But that’s not all the advice Henderson has to give. Professionally, Henderson tries to encourage recent graduates to recognize the opportunities they have. Due to OSU’s large size, there many opportunities that provide a bridge into post-graduate life, whether that may be internships or study abroad programs, OSU offers no shortage of opportunities to ease transition into the real world. Henderson warns not to lose sight of these opportunities amongst the large number of events that happen on campus daily. He recommends utilizing the mentors that are available, such as faculty, older students, or academic counselors. He says, “There are plenty of people who can and will help but they can’t do so unless you ask for the help.”

There’s no doubt that Henderson is on an illustrious professional and athletic path. He has already accomplished a great deal in the short amount of time he’s been on his journey and will likely accomplish a great deal more- further down the road.
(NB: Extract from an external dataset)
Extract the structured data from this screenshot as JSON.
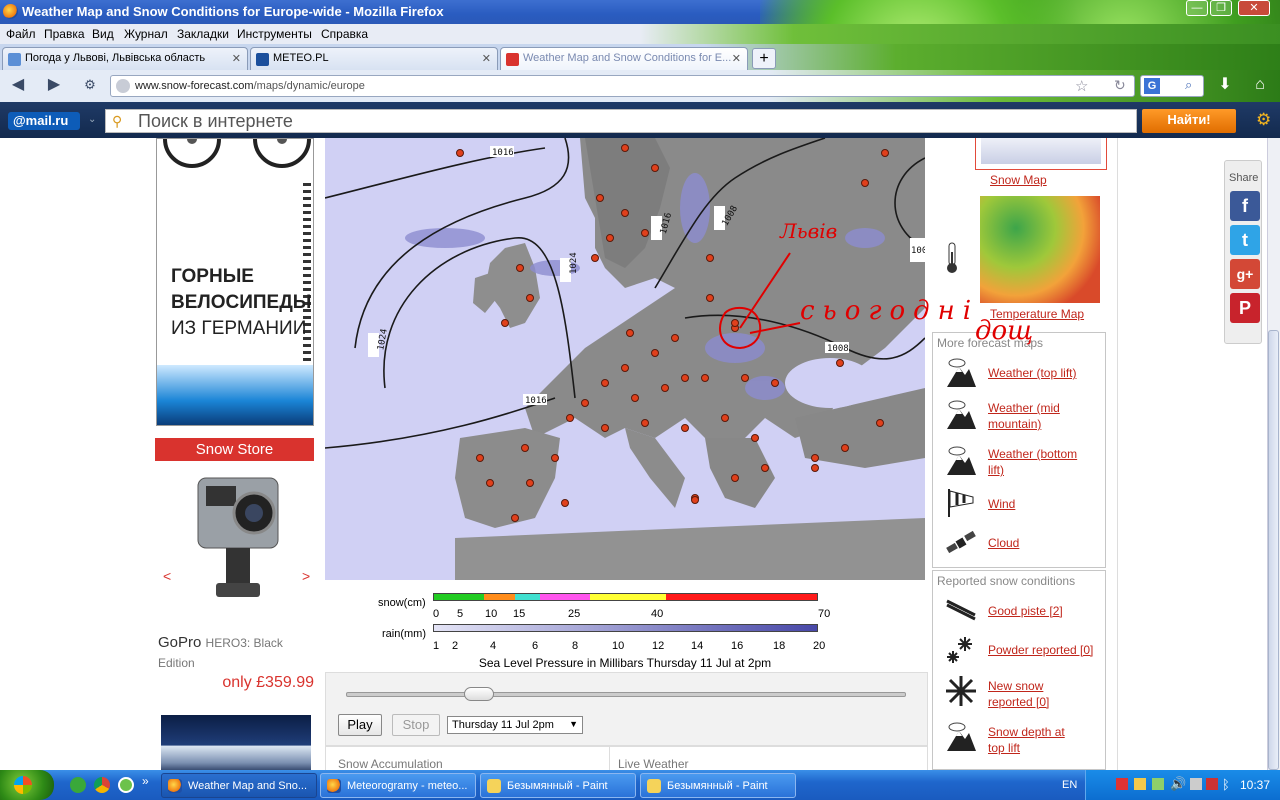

It’s successful alumni such as Brandon who change the world and show students that they can go on to do great things as Ohio State Chemistry and Biochemistry Alumni. 

For more information on Brandon Henderson, visit his website.

By: Brittani Rable

Brian Henderson and Teammate row in the 2016 US Olympic and Paralympic Team Trials

News Filters: